> Description of the task:
Make an exact copy of the entries that come next.

> Given information:
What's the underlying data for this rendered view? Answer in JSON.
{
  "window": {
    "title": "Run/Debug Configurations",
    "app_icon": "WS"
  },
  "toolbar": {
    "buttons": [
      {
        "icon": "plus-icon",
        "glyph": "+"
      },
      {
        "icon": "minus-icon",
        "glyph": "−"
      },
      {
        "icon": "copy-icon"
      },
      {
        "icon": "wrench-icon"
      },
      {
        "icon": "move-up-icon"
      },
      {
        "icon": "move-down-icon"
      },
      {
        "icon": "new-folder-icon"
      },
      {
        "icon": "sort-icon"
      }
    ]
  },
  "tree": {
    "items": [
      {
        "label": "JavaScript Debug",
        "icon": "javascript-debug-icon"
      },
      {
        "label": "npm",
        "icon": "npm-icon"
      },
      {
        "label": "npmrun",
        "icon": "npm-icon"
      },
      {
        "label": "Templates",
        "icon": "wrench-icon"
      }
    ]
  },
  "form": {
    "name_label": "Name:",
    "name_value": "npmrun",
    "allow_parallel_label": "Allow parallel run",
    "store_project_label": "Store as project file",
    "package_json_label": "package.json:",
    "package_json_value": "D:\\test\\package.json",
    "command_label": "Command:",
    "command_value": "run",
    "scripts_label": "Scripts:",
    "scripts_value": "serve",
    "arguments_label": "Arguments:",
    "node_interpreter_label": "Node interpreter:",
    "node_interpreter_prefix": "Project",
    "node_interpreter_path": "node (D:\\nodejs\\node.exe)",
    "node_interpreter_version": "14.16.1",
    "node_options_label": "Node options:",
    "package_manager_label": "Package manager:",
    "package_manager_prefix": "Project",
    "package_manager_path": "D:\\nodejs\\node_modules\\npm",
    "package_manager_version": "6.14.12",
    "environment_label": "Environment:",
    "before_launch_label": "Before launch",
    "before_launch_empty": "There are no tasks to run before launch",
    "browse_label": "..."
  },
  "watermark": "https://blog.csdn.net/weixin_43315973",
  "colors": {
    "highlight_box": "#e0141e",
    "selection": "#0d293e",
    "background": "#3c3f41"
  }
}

> Result of the exercise:
What's the underlying data for this rendered view? Answer in JSON.
{
  "window": {
    "title": "Run/Debug Configurations",
    "app_icon": "WS"
  },
  "toolbar": {
    "buttons": [
      {
        "icon": "plus-icon",
        "glyph": "+"
      },
      {
        "icon": "minus-icon",
        "glyph": "−"
      },
      {
        "icon": "copy-icon"
      },
      {
        "icon": "wrench-icon"
      },
      {
        "icon": "move-up-icon"
      },
      {
        "icon": "move-down-icon"
      },
      {
        "icon": "new-folder-icon"
      },
      {
        "icon": "sort-icon"
      }
    ]
  },
  "tree": {
    "items": [
      {
        "label": "JavaScript Debug",
        "icon": "javascript-debug-icon"
      },
      {
        "label": "npm",
        "icon": "npm-icon"
      },
      {
        "label": "npmrun",
        "icon": "npm-icon"
      },
      {
        "label": "Templates",
        "icon": "wrench-icon"
      }
    ]
  },
  "form": {
    "name_label": "Name:",
    "name_value": "npmrun",
    "allow_parallel_label": "Allow parallel run",
    "store_project_label": "Store as project file",
    "package_json_label": "package.json:",
    "package_json_value": "D:\\test\\package.json",
    "command_label": "Command:",
    "command_value": "run",
    "scripts_label": "Scripts:",
    "scripts_value": "serve",
    "arguments_label": "Arguments:",
    "node_interpreter_label": "Node interpreter:",
    "node_interpreter_prefix": "Project",
    "node_interpreter_path": "node (D:\\nodejs\\node.exe)",
    "node_interpreter_version": "14.16.1",
    "node_options_label": "Node options:",
    "package_manager_label": "Package manager:",
    "package_manager_prefix": "Project",
    "package_manager_path": "D:\\nodejs\\node_modules\\npm",
    "package_manager_version": "6.14.12",
    "environment_label": "Environment:",
    "before_launch_label": "Before launch",
    "before_launch_empty": "There are no tasks to run before launch",
    "browse_label": "..."
  },
  "watermark": "https://blog.csdn.net/weixin_43315973",
  "colors": {
    "highlight_box": "#e0141e",
    "selection": "#0d293e",
    "background": "#3c3f41"
  }
}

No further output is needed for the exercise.